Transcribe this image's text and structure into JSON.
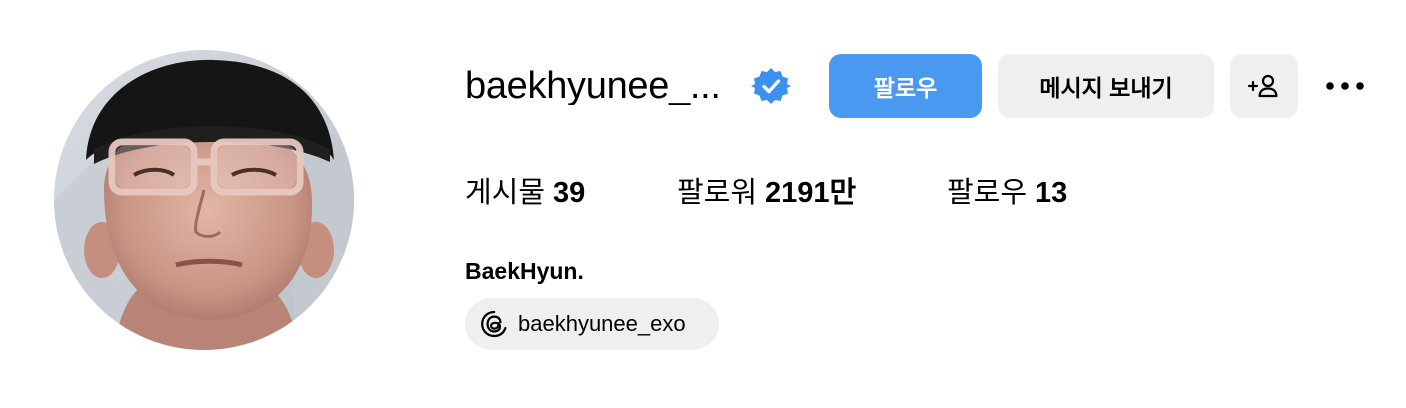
{
  "profile": {
    "username": "baekhyunee_...",
    "verified": true,
    "verified_badge_icon": "verified-badge-icon",
    "display_name": "BaekHyun.",
    "avatar": "profile-photo"
  },
  "actions": {
    "follow_label": "팔로우",
    "message_label": "메시지 보내기",
    "add_user_label": "+",
    "add_user_icon": "person-add-icon",
    "more_icon": "more-options-icon"
  },
  "stats": {
    "posts_label": "게시물",
    "posts_value": "39",
    "followers_label": "팔로워",
    "followers_value": "2191만",
    "following_label": "팔로우",
    "following_value": "13"
  },
  "threads": {
    "icon": "threads-icon",
    "handle": "baekhyunee_exo"
  },
  "colors": {
    "follow_button": "#4a99f0",
    "secondary_button": "#efefef",
    "verified_badge": "#3b90f0"
  }
}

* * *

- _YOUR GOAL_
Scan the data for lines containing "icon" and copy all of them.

- _ANSWER TO THIS EXERCISE_
    "verified_badge_icon": "verified-badge-icon",
    "add_user_icon": "person-add-icon",
    "more_icon": "more-options-icon"
    "icon": "threads-icon",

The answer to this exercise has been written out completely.